The prime minister said authorities have a range of powers to supervise the preacher in the community.
Choudary, who was convicted of inviting support for Islamic State, also known as Daesh, is expected to leave prison on Friday.
Asked about the case at a press conference in Brussels, Mrs May said: “On the question of Anjem Choudary, obviously he’s an extremist preacher.
“He pledged his allegiance to Daesh.
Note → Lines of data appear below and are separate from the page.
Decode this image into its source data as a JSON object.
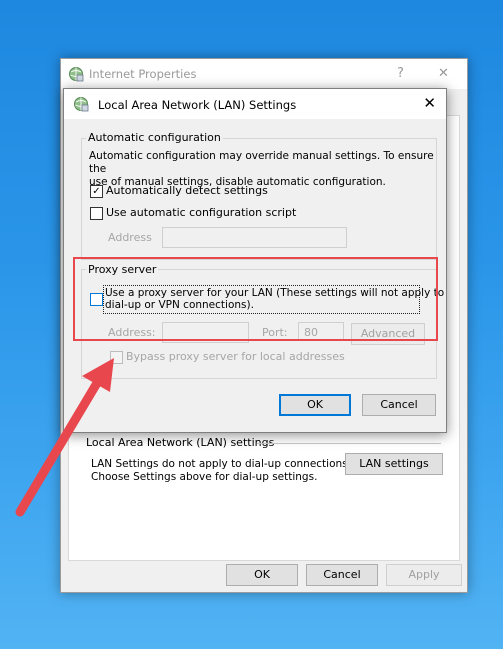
{
  "outer_window": {
    "title": "Internet Properties",
    "help_glyph": "?",
    "close_glyph": "✕",
    "lan_group_label": "Local Area Network (LAN) settings",
    "lan_text_line1": "LAN Settings do not apply to dial-up connections.",
    "lan_text_line2": "Choose Settings above for dial-up settings.",
    "lan_settings_button": "LAN settings",
    "ok_button": "OK",
    "cancel_button": "Cancel",
    "apply_button": "Apply"
  },
  "lan_dialog": {
    "title": "Local Area Network (LAN) Settings",
    "close_glyph": "✕",
    "auto_config": {
      "group_label": "Automatic configuration",
      "description_line1": "Automatic configuration may override manual settings.  To ensure the",
      "description_line2": "use of manual settings, disable automatic configuration.",
      "auto_detect_label": "Automatically detect settings",
      "auto_detect_checked": true,
      "auto_detect_mark": "✓",
      "script_label": "Use automatic configuration script",
      "script_checked": false,
      "address_label": "Address",
      "address_value": ""
    },
    "proxy": {
      "group_label": "Proxy server",
      "use_proxy_line1": "Use a proxy server for your LAN (These settings will not apply to",
      "use_proxy_line2": "dial-up or VPN connections).",
      "use_proxy_checked": false,
      "address_label": "Address:",
      "address_value": "",
      "port_label": "Port:",
      "port_value": "80",
      "advanced_button": "Advanced",
      "bypass_label": "Bypass proxy server for local addresses",
      "bypass_checked": false
    },
    "ok_button": "OK",
    "cancel_button": "Cancel"
  },
  "colors": {
    "highlight_box": "#e8474e",
    "arrow": "#e8474e",
    "focus_blue": "#0078d7"
  },
  "icons": [
    "internet-options-icon",
    "close-icon",
    "help-icon",
    "red-arrow"
  ]
}
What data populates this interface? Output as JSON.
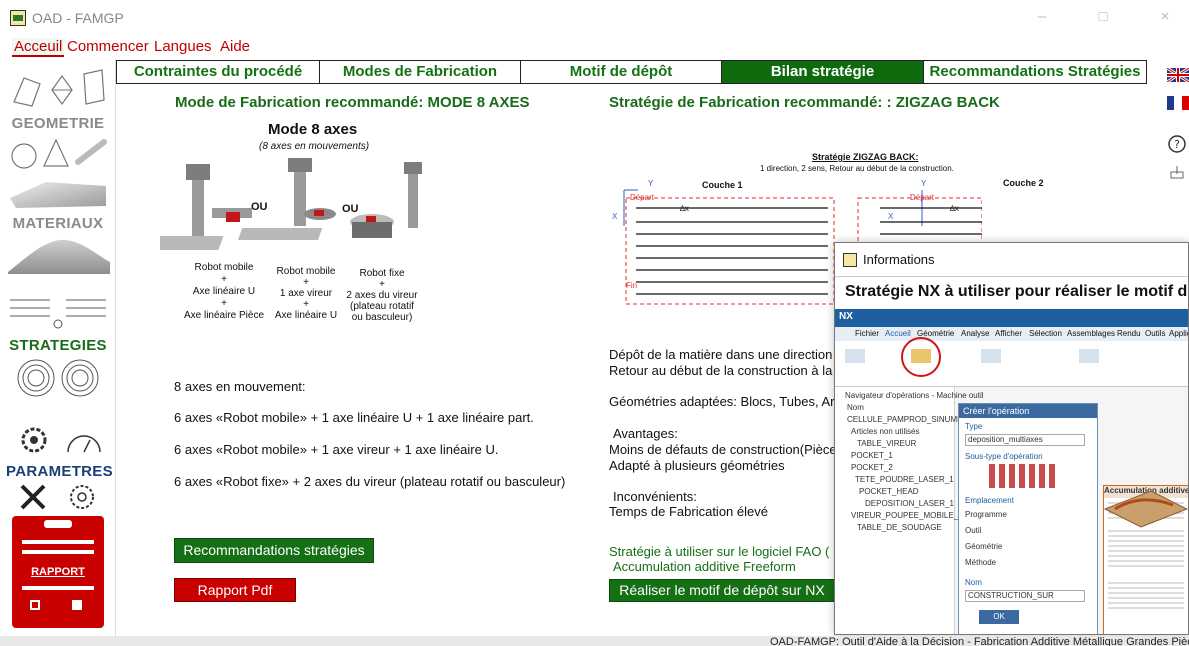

He was convicted of inviting support for them.”
She added: “If and when any terrorist offender is released, well-rehearsed plans are put in place to keep the public safe.
“The police, the prison, the probation service and other agencies have a range of powers available to them.
“They also have significant experience in dealing with such offenders.
“This includes the setting of strict licence conditions, such as restrictions on movement and internet access and stringent curfews, the breach of which could result in immediate recall to prison.”
Choudary, 51, is due for automatic release after reaching the halfway point of a five-and-a-half-year sentence handed down in 2016, when time spent on remand is taken into account.
Once a leading figure in the now banned group al-Muhajiroun, the former solicitor had stayed on the right side of the law for years.
For the rest of the sentence period he will be subject to a strict supervision regime.
Police and MI5 are expected to be among a host of agencies involved in monitoring him in the community.
It is thought he will initially be placed in a probation hostel following his release and will have to comply with more than 20 licence conditions.
There are a number of standard requirements including maintaining good behaviour, receiving visits from and keeping in contact with his supervising probation officer and not travelling outside the UK without prior permission.
In addition, Choudary will be subject to a bespoke package of further measures while on licence.
These are expected to include electronic tagging; a night-time curfew; requirements to stay within a set area and only attend pre-approved mosques; a ban on contacting individuals who he knows or believes to have been charged with or convicted of extremist-related offences without prior approval, and restrictions relating to internet use and mobile device ownership.
Any breach of licence conditions could result in immediate return to custody.
Choudary, from Ilford, east London, will be supervised under a system known as multi-agency public protection arrangements (Mappa).
In a separate measure, his name has been added to a UN sanctions list, which means he is subject to an assets freeze and travel ban.
The plan for his release is regarded as highly sensitive and no official confirmation of the precise timing or location has been given.
A Ministry of Justice spokesman said: “We do not comment on individuals.”
Prisons Minister Rory Stewart has previously said Choudary will be watched “very, very carefully”.
Last week, Security Minister Ben Wallace said: “We are alert to the threat people like him pose and we will make sure we do what steps we need to mitigate it.”